Some people can handle the pressure.  William at Full Throttle VW here in Orlando is one of those people.  He has a vast experience dealing with the public, and it shows in the way he can handle multiple responsibilities all at once.  I am working on more in-depth profile on William for a future post.

If you are like many who long for the grand ol’ service of yesteryear, don’t think in terms of the quality of people (which is the typical assumption), instead think of the number of people involved and how they were allowed to specialize in their field.  A quick example is the gas station.  One person comes out to fill the tank, another person is checking your oil, and another person is washing your windshield.  Is this expensive in labor dollars?  Yes.  But think about the experience the customer had… they probably thought that was great service – and they came back for the service.  You can get gas anywhere.

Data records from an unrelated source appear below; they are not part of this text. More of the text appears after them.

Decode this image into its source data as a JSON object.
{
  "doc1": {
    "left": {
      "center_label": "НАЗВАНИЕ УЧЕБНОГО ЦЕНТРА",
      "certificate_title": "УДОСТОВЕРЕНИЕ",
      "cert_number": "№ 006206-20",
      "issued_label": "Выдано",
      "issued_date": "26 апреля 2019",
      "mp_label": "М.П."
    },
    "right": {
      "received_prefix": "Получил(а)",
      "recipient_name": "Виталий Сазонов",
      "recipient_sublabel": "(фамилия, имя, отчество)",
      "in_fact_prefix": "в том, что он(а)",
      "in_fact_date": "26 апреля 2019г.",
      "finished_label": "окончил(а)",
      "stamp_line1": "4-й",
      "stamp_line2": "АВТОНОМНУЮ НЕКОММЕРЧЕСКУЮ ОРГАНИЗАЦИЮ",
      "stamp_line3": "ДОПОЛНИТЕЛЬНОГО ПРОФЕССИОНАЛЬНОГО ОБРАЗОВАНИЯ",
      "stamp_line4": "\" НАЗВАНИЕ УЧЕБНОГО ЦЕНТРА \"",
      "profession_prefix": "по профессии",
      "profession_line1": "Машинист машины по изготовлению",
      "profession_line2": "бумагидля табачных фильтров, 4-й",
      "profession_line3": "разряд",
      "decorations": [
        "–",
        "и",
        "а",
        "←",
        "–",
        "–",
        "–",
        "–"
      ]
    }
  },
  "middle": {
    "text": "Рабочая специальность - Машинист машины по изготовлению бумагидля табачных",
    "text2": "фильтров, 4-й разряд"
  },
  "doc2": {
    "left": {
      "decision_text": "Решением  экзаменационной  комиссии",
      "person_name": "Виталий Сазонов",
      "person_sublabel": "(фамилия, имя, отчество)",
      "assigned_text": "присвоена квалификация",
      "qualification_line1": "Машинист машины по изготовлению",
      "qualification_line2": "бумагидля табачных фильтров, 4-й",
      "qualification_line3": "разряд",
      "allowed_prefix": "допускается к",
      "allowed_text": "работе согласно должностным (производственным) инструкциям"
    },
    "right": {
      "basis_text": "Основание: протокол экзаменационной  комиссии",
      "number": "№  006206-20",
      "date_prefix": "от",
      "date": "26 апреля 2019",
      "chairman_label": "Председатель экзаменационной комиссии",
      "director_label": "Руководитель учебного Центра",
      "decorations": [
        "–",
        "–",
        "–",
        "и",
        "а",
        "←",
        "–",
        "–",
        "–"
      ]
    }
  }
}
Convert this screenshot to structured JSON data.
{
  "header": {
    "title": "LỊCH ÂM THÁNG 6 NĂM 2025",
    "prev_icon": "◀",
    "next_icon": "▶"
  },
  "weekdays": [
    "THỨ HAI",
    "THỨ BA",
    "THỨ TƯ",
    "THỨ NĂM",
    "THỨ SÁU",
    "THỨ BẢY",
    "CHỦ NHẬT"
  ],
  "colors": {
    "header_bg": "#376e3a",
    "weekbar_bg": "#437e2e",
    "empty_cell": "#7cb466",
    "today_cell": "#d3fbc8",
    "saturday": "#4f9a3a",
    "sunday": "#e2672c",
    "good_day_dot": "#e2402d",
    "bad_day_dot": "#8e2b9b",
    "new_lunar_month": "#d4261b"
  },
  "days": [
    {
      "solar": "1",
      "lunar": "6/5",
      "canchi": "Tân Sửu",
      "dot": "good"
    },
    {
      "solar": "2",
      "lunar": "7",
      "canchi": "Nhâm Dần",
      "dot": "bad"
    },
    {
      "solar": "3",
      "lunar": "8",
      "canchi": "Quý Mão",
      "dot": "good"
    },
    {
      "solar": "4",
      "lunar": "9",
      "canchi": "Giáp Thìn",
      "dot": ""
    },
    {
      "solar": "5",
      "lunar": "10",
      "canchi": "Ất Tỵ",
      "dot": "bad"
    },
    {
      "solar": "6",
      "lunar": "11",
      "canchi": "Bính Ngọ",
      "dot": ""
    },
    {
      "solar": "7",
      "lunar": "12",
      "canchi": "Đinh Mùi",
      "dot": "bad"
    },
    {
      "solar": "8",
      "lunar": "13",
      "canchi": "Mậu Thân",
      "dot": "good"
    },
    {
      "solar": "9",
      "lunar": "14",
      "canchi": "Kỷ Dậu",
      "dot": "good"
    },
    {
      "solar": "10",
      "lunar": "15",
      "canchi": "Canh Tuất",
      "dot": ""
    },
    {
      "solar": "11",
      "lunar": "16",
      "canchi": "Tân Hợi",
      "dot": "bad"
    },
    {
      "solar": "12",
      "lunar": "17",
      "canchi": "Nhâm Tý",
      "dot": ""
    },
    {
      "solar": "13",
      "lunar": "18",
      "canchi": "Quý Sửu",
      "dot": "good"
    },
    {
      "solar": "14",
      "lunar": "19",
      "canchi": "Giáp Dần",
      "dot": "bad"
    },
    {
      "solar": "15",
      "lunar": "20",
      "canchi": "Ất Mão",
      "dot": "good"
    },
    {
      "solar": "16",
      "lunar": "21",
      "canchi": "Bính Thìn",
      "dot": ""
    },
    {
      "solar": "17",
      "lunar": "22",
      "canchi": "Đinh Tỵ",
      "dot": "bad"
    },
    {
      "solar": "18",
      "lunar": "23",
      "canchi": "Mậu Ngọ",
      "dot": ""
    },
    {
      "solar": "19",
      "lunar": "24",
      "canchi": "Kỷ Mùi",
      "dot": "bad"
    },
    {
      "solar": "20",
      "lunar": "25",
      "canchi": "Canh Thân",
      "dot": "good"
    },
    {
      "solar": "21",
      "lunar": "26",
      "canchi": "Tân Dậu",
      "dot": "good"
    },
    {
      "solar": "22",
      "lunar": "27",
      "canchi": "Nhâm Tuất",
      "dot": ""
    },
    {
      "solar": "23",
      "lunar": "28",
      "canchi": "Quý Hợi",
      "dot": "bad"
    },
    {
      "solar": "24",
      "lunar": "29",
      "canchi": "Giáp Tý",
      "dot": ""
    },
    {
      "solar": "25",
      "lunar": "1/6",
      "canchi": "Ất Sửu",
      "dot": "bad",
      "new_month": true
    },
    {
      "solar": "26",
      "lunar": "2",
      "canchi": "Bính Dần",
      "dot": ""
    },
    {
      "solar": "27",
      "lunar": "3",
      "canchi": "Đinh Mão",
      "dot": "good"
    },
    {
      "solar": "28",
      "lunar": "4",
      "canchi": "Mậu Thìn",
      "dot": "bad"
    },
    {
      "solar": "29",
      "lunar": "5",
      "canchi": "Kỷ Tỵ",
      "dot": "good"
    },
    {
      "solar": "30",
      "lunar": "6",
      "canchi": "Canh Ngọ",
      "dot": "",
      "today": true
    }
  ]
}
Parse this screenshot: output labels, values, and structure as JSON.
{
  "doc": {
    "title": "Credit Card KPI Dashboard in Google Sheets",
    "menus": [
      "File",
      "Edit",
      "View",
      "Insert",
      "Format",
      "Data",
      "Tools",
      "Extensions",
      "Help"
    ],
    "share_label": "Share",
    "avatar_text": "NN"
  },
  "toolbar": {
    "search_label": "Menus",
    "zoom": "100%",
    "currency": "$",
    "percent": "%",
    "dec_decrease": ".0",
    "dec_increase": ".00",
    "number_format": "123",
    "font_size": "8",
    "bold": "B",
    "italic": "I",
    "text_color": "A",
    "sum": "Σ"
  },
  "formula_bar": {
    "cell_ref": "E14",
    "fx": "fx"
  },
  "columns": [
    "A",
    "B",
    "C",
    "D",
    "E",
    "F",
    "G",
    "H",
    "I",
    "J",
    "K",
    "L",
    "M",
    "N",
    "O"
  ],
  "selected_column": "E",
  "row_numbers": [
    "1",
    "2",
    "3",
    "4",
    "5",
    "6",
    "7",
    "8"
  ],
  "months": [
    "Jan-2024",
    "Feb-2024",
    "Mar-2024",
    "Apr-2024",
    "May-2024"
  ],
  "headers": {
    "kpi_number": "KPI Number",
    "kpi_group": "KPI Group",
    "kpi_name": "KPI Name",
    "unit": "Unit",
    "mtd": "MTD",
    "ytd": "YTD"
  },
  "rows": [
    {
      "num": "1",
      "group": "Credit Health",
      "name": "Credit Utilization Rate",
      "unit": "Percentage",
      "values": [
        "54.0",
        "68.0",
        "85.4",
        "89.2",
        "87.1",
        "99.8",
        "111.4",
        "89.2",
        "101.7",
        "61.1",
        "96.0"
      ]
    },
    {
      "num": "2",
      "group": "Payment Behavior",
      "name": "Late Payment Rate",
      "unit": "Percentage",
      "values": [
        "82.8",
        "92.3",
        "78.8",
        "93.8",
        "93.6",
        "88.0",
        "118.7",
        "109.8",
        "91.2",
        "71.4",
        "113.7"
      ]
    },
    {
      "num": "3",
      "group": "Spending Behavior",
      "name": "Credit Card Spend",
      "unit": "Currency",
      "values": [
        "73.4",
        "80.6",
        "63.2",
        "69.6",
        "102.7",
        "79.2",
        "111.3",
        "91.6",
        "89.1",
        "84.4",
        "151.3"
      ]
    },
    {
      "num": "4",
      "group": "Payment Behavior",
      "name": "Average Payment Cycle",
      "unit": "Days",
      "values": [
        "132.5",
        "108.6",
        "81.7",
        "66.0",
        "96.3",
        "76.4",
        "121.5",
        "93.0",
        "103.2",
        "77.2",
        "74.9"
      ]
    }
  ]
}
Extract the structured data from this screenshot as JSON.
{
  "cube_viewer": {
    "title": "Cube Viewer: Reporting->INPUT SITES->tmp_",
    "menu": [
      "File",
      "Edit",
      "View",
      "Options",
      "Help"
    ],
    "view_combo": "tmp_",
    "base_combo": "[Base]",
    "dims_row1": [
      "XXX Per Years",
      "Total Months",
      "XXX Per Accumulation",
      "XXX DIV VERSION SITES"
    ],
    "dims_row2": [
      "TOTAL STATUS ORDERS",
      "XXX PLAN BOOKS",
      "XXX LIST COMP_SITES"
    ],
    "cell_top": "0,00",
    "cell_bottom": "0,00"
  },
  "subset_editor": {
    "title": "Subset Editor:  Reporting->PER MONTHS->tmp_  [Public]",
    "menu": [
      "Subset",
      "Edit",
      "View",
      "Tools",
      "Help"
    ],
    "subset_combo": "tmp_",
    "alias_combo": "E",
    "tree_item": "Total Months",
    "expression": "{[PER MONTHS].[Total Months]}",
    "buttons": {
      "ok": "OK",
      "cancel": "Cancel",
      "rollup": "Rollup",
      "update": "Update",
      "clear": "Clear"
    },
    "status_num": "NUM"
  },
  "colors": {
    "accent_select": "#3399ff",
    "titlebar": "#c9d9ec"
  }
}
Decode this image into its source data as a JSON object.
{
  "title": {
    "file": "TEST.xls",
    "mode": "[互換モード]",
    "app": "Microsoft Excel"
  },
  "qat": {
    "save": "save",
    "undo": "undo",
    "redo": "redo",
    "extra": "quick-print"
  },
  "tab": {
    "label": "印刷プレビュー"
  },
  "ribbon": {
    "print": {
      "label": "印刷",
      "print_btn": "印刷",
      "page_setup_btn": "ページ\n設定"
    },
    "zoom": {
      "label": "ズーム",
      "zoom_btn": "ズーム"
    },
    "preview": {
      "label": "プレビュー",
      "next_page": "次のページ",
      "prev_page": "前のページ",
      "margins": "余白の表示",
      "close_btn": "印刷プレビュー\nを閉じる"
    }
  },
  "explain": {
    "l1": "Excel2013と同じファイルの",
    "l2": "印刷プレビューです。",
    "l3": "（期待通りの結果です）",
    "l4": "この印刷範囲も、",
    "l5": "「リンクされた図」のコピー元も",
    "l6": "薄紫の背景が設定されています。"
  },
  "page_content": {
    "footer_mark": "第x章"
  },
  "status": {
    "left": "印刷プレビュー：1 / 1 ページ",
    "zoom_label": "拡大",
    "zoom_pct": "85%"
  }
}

Today you would pull up, pump your own gas, check the fluids and wash the windows if you felt like it, and possibly have no contact at all with an employee.

Until the pump doesn’t work.  Then the employee calls over the intercom to try to help, but the audio quality is shaky at best, so you can’t understand them.  You get upset, they get upset, all while they are also dealing with a line up people in front of them and the Pepsi delivery that just showed up 4 hours early.

You drive away thinking the service sucked because some untrained teenager who would rather be texting is completely incompetent and you weep for the future.

Get over yourself.

If you are a leader, I urge you to look at this from a workload standpoint.  If your first thought when the budget needs to be cut is to cut staff and combine duties, please stop.  Look at history and think through that move.  Think about the best service experiences you have had (and the places you want to go back to) and see if there is any corollary between the attentiveness and attention of the employees and your wonderful experience.

Then ask yourself about the worst experience, and the places you don’t want to go back to.  Probably someplace like the gas station example above.

People will wait longer, drive farther and pay more for great service.  Don’t make them choose you because you are cheapest, make them choose you because you are the best.

Thanks for reading!

Who’s vision is it anyway?

As leaders, we hear a lot about vision.  Not the kind that Lenscrafters can help with, but that kind of forward thinking, forward seeing strategic concept that drives a company to new heights.  However, I think this is only part of the picture, and as a quote shared by my friend and colleague Val Paralitici states, it’s as much (if not more) about finding the vision within your employees.

“Leadership has nothing to do with blindly driving your own vision onto those you lead, it has to do with discovering that vision inside every person and helping them in their path towards achieving it.” H. Landolfi

I think this quote identifies two types of leaders… those who can let go, and those who can’t.

In the past, I have written about Dave and Nancy Tkachuk, who I worked with for a short period of time between theme park jobs, and how they reacted when I told them I would be leaving their company.  You can read about that here.

Dave and Nancy really understood that if I wasn’t happy trying to achieve their vision, it would be better in the long run for me to leave to pursue my own path.  They were supportive, generous and kind.

On the other hand, we have probably all known leaders who were so afraid of losing their top talent that they did whatever they could to keep them on board, whether it was good for the employee or not.  They tried to manipulate, control and just hold on too tight.  Ironically, this usually leads to frustration from the employee, and they end up quitting (sometimes bitterly) anyway.

If you can let go, you encourage development and exploration.

If you can’t let go, you encourage blinders and closed-mindedness.

If you can let go, value your own opportunities for growth.

If you can’t let go, you are likely afraid of your opportunities to fail.

Where do you fall?  If you are someone who can let go, how do you help your employees find their own vision?